"The girl, whose bag I also have, speaks very slowly."
Translation:Het meisje, wiens tas ik ook heb, spreekt heel langzaam.
No, I don't think this was intentional. I haven't seen them make grammatical errors intentionally yet. "wiens" is definitely incorrect, but a lot of Dutch people don't know that anymore - probably including the people at Duolingo. Nevertheless, "wier" is becoming obsolete fast, but rather than using "wiens" I'd suggest using "van wie".
Yes, wier can also mean seaweed, but that's not relevant in this context. And yes, wiens = whose when referring to males. However, this sentence is about "het meisje" = female, so wier would be the right word here. It's not considered a big mistake to use wiens, but in cases like this (female subject) it's generally advised to use "van wie" rather than "wiens" if you don't want to use "wier". See also https://onzetaal.nl/taaladvies/wiens-wier/
I hope this makes it more clear?

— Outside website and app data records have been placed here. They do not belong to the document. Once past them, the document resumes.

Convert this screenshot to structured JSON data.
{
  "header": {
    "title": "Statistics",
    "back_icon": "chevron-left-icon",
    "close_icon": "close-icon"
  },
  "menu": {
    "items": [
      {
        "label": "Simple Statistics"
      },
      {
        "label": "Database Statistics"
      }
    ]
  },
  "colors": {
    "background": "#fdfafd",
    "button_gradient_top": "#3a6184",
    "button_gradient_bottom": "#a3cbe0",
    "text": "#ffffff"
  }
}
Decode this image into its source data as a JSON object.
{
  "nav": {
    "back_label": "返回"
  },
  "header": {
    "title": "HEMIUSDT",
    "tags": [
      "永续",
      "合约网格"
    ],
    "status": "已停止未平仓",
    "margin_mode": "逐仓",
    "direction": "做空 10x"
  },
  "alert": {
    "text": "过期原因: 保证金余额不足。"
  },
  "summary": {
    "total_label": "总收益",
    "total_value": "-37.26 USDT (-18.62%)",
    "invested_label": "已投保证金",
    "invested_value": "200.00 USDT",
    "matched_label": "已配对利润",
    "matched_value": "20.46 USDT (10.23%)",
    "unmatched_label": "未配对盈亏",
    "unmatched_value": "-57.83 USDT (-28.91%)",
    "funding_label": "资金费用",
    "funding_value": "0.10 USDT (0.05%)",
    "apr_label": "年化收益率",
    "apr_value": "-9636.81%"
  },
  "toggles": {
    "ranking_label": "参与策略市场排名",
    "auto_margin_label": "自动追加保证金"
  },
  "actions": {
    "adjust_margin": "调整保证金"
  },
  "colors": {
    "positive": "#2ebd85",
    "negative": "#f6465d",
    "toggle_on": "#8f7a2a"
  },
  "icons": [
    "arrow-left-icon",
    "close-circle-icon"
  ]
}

Wiens actually is the masculine form, wier being the feminine and also the plural form. More and more, however, we see wiens being used also for female subjects. This is indeed quite common in speech. But e.g. in the newspaper, wiens and wier are mostly used correctly. I agree wier is rather archaic now, but wiens is still quite commonly being used, at least in written language.